If you lie in bed at night thinking of sand dunes and badly eroded, near-vertical fire trails you can drive a vehicle up, we’ve got great news for you: 2024 stands to be a great one for brand new, off-road-ready vehicles.
In this article, we give you the off-roading and adventure SUVs heading to Australia this year, including a few utes, promising to make 2024 your dirtiest year yet.
Details are scarcer than honesty in politics, but camouflaged prototypes of BYD’s new dual-cab ute hint at a vehicle worth waiting for. BYD is set to beat Ford bringing a plug-in hybrid dual-cab ute to the Australian market. Again, there are no specifications, but we’d estimate 100km of electric range, with an onboard petrol engine extending total range to 1000km. It could be priced under $100,000.
BYD says the Australian market has been kept firmly in mind for development of its ute, a prototype of which is running around Down Under as we speak. An electric version will come later, although we don’t really know anything about that one just yet.

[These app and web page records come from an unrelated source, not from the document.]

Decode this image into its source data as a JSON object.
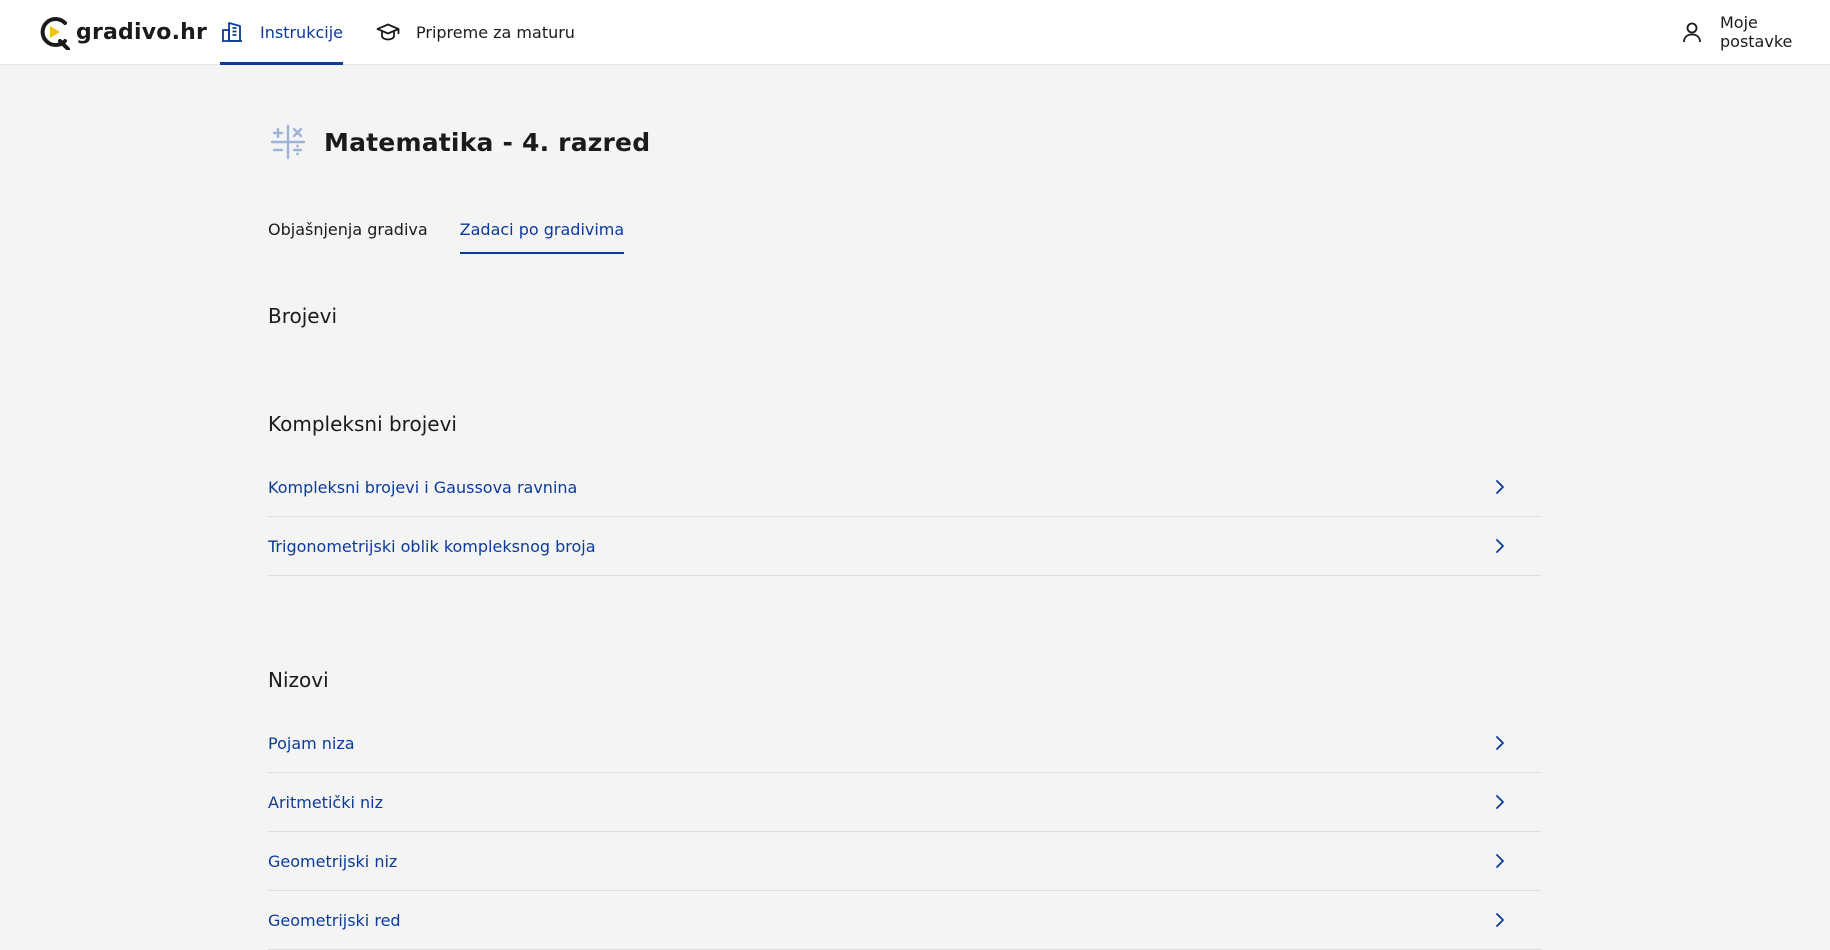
{
  "nav": {
    "logo_text": "gradivo.hr",
    "items": [
      {
        "label": "Instrukcije",
        "icon": "building-icon",
        "active": true
      },
      {
        "label": "Pripreme za maturu",
        "icon": "graduation-cap-icon",
        "active": false
      }
    ],
    "user": {
      "label": "Moje postavke",
      "icon": "user-icon"
    }
  },
  "page": {
    "title": "Matematika - 4. razred",
    "icon": "math-operators-icon"
  },
  "tabs": [
    {
      "label": "Objašnjenja gradiva",
      "active": false
    },
    {
      "label": "Zadaci po gradivima",
      "active": true
    }
  ],
  "sections": [
    {
      "title": "Brojevi",
      "items": []
    },
    {
      "title": "Kompleksni brojevi",
      "items": [
        {
          "label": "Kompleksni brojevi i Gaussova ravnina"
        },
        {
          "label": "Trigonometrijski oblik kompleksnog broja"
        }
      ]
    },
    {
      "title": "Nizovi",
      "items": [
        {
          "label": "Pojam niza"
        },
        {
          "label": "Aritmetički niz"
        },
        {
          "label": "Geometrijski niz"
        },
        {
          "label": "Geometrijski red"
        }
      ]
    }
  ],
  "colors": {
    "accent": "#0b3b9a",
    "background": "#f4f4f4",
    "logo_accent": "#f5c400"
  }
}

GWM Tank 500
While there’s no official plan to bring the GWM Tank 500 to Australia, it’s looking promising that the Chinese-made Toyota Prado rival will hit our shores. Barely camouflaged prototypes have been spotted in Australia with mystery powertrains, although we know in China the Tank 500 is offered with a 3.0-litre twin-turbo V6 producing 265kW/500Nm, mated to a nine-speed automatic transmission.
Built on a ladder chassis, like many Chinese models, the Tank 500 borrows its inspiration heavily from the world’s luxury car brands. Inside, depending on the model, there is Nappa-leather massage seats, a crystal gear lever and large, dual digital displays. As ever, you can expect any price to be annoyingly tempting, too.
The updated new Jeep Wrangler is almost here and can’t come soon enough as Australian Jeep sales continue to take a punish. While local specification has not been confirmed, in the US the new Wrangler gets a mild exterior redesign, a smarter interior – the focus of which is a 12.3-inch central infotainment screen – and big improvements to its safety suite.
We could also see the long-mooted arrival of the plug-in hybrid Wranger 4xe, which pairs a turbocharged 2.0-litre four-cylinder with electric motor power and a reasonably large lithium-ion battery pack, providing around 34km of electric-only range (on the US model at least).
The luxury twin of the Toyota Prado listed below, the Lexus GX mates intriguing boxy styling with a twin-turbo 3.5-litre petrol V6. There’s a ladder chassis, full-time four-wheel-drive, a rigid rear axle, locking centre diff and low-range, the GX promising a lot more off-road capability than the hordes of soft-roaders roaming Australian streets.
Inside, the GX drips with luxury and technology, including an enormous 14.0-inch central infotainment touchscreen. Despite being on-sale in the USA since 2002, it’s the first time Lexus will offer the GX in Australia. Pricing is yet to be announced, with the GX expected to plug a gap for the brand between $100,000 and $150,000.
It’s not often an entirely new, ground-up-redesigned dual-cab ute comes along, but that’s exactly the deal with Mitsubishi’s new Triton. With the previous model becoming quite long-in-the-tooth, the new Triton gets a much nicer and more spacious interior, an increased towing capacity of 3.5 tonnes (up 400kg), more power, torque and greater efficiency. There’s also locally-tuned suspension, and an impressive safety suite including a front-centre airbag.
Prices, unfortunately, are also up, with the entry-model 4X2 GLX dual-cab automatic now $43,690 (before on-road costs), with the biggest increase of $7600 impacting the GLS, now $59,900. But it seems it will be worthwhile, the new Triton upgrade enough to give the Hilux a real headache, if probably not the class-leading Ford Ranger.
As Australia’s best-selling large SUV, the new Toyota Prado is the biggest new model release for off-road fans this year. The new-generation model has gone full radical with the styling, too, featuring a boxy retro look almost like it’s been made out of Lego. There’s a new mild-hybrid diesel powertrain, utilising the current model’s 2.8-litre inline-four, which will be paired to an eight-speed automatic.
Sharing its ladder-frame chassis with the current LandCruiser 300 Series, power and torque are unchanged at 150kW/500Nm while Toyota is talking a big game with “dramatically improved off-road performance”, thanks in part to new electronically disconnecting sway-bars. Inside has been totally overhauled, while we await the price. Expect big increases over the current model.